#### Task requirements
Each line of the records that holds "title" should be shown in full.

::: Information

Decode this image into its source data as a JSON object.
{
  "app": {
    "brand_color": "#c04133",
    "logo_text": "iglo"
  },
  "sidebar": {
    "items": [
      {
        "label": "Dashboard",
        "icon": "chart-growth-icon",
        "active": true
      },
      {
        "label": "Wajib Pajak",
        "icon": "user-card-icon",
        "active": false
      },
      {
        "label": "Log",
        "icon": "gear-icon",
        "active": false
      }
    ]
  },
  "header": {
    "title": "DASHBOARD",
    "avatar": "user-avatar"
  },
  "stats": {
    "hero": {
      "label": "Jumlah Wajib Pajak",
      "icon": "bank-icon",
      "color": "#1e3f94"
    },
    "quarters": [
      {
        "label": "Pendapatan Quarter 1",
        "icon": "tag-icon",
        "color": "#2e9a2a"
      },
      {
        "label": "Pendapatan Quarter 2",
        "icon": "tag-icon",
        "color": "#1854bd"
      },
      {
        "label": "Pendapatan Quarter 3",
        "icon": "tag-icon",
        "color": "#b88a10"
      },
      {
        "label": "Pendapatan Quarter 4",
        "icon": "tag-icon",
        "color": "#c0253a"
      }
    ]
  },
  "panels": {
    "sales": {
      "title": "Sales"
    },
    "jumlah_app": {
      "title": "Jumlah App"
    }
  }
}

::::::

#### Written response
    "title": "DASHBOARD",
      "title": "Sales"
      "title": "Jumlah App"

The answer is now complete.